→ Task details: Give every line from the entries that contains "JSON".

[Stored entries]

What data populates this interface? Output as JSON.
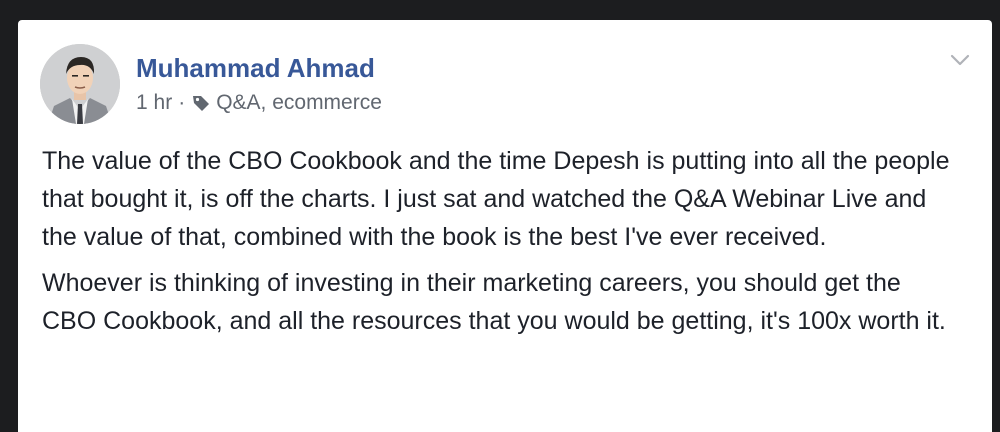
{
  "post": {
    "author": "Muhammad Ahmad",
    "time": "1 hr",
    "separator": "·",
    "tags": "Q&A, ecommerce",
    "paragraphs": [
      "The value of the CBO Cookbook and the time Depesh is putting into all the people that bought it, is off the charts. I just sat and watched the Q&A Webinar Live and the value of that, combined with the book is the best I've ever received.",
      "Whoever is thinking of investing in their marketing careers, you should get the CBO Cookbook, and all the resources that you would be getting, it's 100x worth it."
    ]
  },
  "icons": {
    "avatar": "avatar",
    "tag": "tag-icon",
    "menu": "chevron-down-icon"
  },
  "colors": {
    "author_link": "#385898",
    "meta_text": "#616770",
    "body_text": "#1d2129",
    "background": "#1c1d1f",
    "card": "#ffffff"
  }
}
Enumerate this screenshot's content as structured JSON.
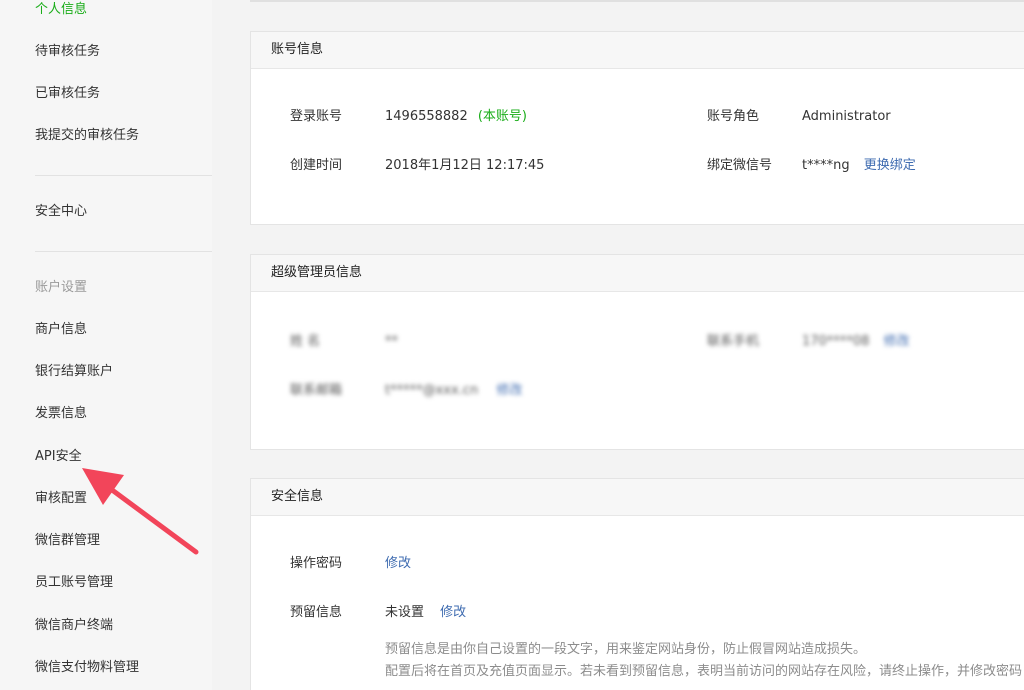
{
  "sidebar": {
    "items_top": [
      "个人信息",
      "待审核任务",
      "已审核任务",
      "我提交的审核任务"
    ],
    "security_center": "安全中心",
    "group_title": "账户设置",
    "items_account": [
      "商户信息",
      "银行结算账户",
      "发票信息",
      "API安全",
      "审核配置",
      "微信群管理",
      "员工账号管理",
      "微信商户终端",
      "微信支付物料管理"
    ]
  },
  "account_info": {
    "title": "账号信息",
    "login_label": "登录账号",
    "login_value": "1496558882",
    "login_tag": "(本账号)",
    "role_label": "账号角色",
    "role_value": "Administrator",
    "created_label": "创建时间",
    "created_value": "2018年1月12日 12:17:45",
    "wechat_label": "绑定微信号",
    "wechat_value": "t****ng",
    "wechat_action": "更换绑定"
  },
  "super_admin": {
    "title": "超级管理员信息",
    "name_label": "姓 名",
    "name_value": "**",
    "phone_label": "联系手机",
    "phone_value": "170****08",
    "phone_action": "修改",
    "email_label": "联系邮箱",
    "email_value": "t*****@xxx.cn",
    "email_action": "修改"
  },
  "security_info": {
    "title": "安全信息",
    "password_label": "操作密码",
    "password_action": "修改",
    "reserved_label": "预留信息",
    "reserved_value": "未设置",
    "reserved_action": "修改",
    "hint_line1": "预留信息是由你自己设置的一段文字，用来鉴定网站身份，防止假冒网站造成损失。",
    "hint_line2": "配置后将在首页及充值页面显示。若未看到预留信息，表明当前访问的网站存在风险，请终止操作，并修改密码"
  },
  "colors": {
    "active": "#1aad19",
    "link": "#3e6bb0",
    "arrow": "#f2455a"
  }
}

→ Finished exercise:
What data populates this interface? Output as JSON.
Enumerate this screenshot's content as structured JSON.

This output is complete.